Let’s start with the acknowledgement of the good news – Kent Police have been deemed “outstanding” by the independent inspectors of Policing for the accuracy of its crime recording practices. It means that 96.6% of the time, Kent Police correctly ensured that an incident went on the books or not, based on the rules set out by the Home Office.
In June 2017, a report was published by HMICFRS that shows that Kent’s data was only 83% accurate, meaning that thousands of offences were not properly recorded. Victims still received a service from the Police, but perhaps only one crime was recorded when five should have been. For example, a fight in the street involving four people could under the Home Office’s rules be counted as five crimes.
The data that they looked at was from June 2016 to December 2016 and so much needed to be done to rectify the problems.
Training and audit needed to improve following the judgement of “inadequate”. Neither the Chief Constable or I were happy with this outcome, and fairly so. Neither were Officers and Staff, in fairness to them.
It is right on these occasions to ask questions as to how it occurred and what was being done to change this – which we both did. He quickly implemented an action plan which saw confidence in the internal audit processes improve within months.
The turn around that Kent Police Officers and Staff have delivered is phenomenal, and are now the best in the whole country at crime recording, with HMICFRS pointing to Kent as an example of how change can be implemented. They deserve congratulations and our thanks for this as well as the extra effort they went to to support victims and witnesses.
This is a tremendous effort. It is vital that crimes are recorded if victims are to receive the service they deserve. Congratulations to @kent_police for determinedly focusing on accurate crime recording and turning this around. https://t.co/zyCOshc5Vn
— Zoe Billingham (@ZoeBillingham) January 15, 2019
The accuracy of crime data is much more significant though than the inspection results of one Force. Some will pick and choose one of the two measures of crime to make their argument about public safety: the recognised official statistics published by the ONS in the Crime Survey for England and Wales or the crimes recorded by Police.
We should never be complacent about crime and antisocial behaviour levels, as victims of crime and residents more generally will still look to Police Forces and PCCs irrespective of what statistics say to ask what they’re doing to keep them safe, especially as we see continuing reports of murder and serious violence in our capital city.
Both measures have their flaws as I have consistently pointed out.
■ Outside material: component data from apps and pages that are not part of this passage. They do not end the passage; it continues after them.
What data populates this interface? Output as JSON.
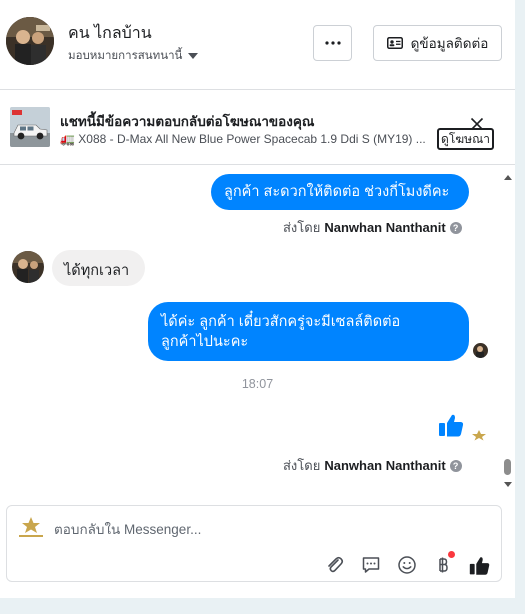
{
  "header": {
    "contact_name": "คน ไกลบ้าน",
    "assign_label": "มอบหมายการสนทนานี้",
    "more_label": "···",
    "contact_info_label": "ดูข้อมูลติดต่อ"
  },
  "ad_banner": {
    "title": "แชทนี้มีข้อความตอบกลับต่อโฆษณาของคุณ",
    "subtitle": "🚛 X088 - D-Max All New Blue Power Spacecab 1.9 Ddi S (MY19) ...",
    "view_ad_label": "ดูโฆษณา"
  },
  "messages": [
    {
      "direction": "outgoing",
      "text": "ลูกค้า สะดวกให้ติดต่อ ช่วงกี่โมงดีคะ"
    },
    {
      "direction": "meta",
      "sent_by_prefix": "ส่งโดย",
      "sent_by_name": "Nanwhan Nanthanit"
    },
    {
      "direction": "incoming",
      "text": "ได้ทุกเวลา"
    },
    {
      "direction": "outgoing",
      "line1": "ได้ค่ะ  ลูกค้า  เดี๋ยวสักครู่จะมีเซลล์ติดต่อ",
      "line2": "ลูกค้าไปนะคะ"
    },
    {
      "direction": "time",
      "text": "18:07"
    },
    {
      "direction": "outgoing",
      "type": "like-sticker"
    },
    {
      "direction": "meta",
      "sent_by_prefix": "ส่งโดย",
      "sent_by_name": "Nanwhan Nanthanit"
    }
  ],
  "composer": {
    "placeholder": "ตอบกลับใน Messenger..."
  },
  "colors": {
    "accent": "#0084ff",
    "incoming_bubble": "#f1f0f0",
    "border": "#dddfe2"
  },
  "icons": [
    "more-icon",
    "contact-card-icon",
    "close-icon",
    "help-icon",
    "like-icon",
    "attachment-icon",
    "saved-replies-icon",
    "emoji-icon",
    "baht-payment-icon",
    "chevron-up-icon",
    "chevron-down-icon"
  ]
}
Some offences are not under reported. Some have higher confidence levels than others. But with police recorded crime, it can be especially volatile, as:
• The accuracy of the Force’s crime data can have a massive impact – in this case in Kent, 25,400 extra Offences by going from 83% to 96.6%.
• Greater victim confidence will lead to an increase in the number of times they will report a crime. For example, domestic abuse now accounts for 1 in 6 crimes in Kent, and up to 40% of some violent crime depending on where you are in the county. Lots of effort has gone into this in recent years.
• New offences are being created and these are underreported. The Suzy Lamplugh Trust estimated that the Police were recording only 1% of all stalking and harassment cases. The number Kent recorded went up last year went up by 105%. Modern day slavery reports are on the rise too as more victims come forward.
So in the last year, there have been some pretty alarming figures published about rises in recorded crime in Kent. And there have been some slightly misleading stories as a result. The suggestion that Kent was the sixth most dangerous place in the country I believe is totally wrong – especially as it placed London as tenth. Kent’s crime data accuracy was much better than the Met’s.
We won’t have genuinely comparable year to year data for a little but yet. And all of these things above will have played a factor – but we do also have to be honest and say that in some areas, there has been an increase in crime too.
The Crime Survey for England and Wales is the only official statistic for measuring crime, and it says that it is down substantially in recent years and plateauing recently, with some increases in important areas. But as a measure it is flawed as well as some things aren’t measured.
That’s why I’ve set up the Violence Reduction Challenge – to work with Kent Police and other agencies to tackle the root causes of crime and bring more people to justice, as well as continue the biggest recruitment drive in Kent Police’s history, boosting numbers by 450 on my watch to restore nearly all of those that have been lost.
So crime recording is important, but it’s hard to reflect the true situation whilst across the country it remains so inconsistent. Many Forces have improved drastically like Kent has, but others, like the two other Forces who has their reports published today, made no real progress in the same time as Kent’s turnaround.
Again, a massive well done to Kent Police Officers and Staff for the turn around. It wasn’t easy. But you’ve performed exactly as the report says – in an outstanding way.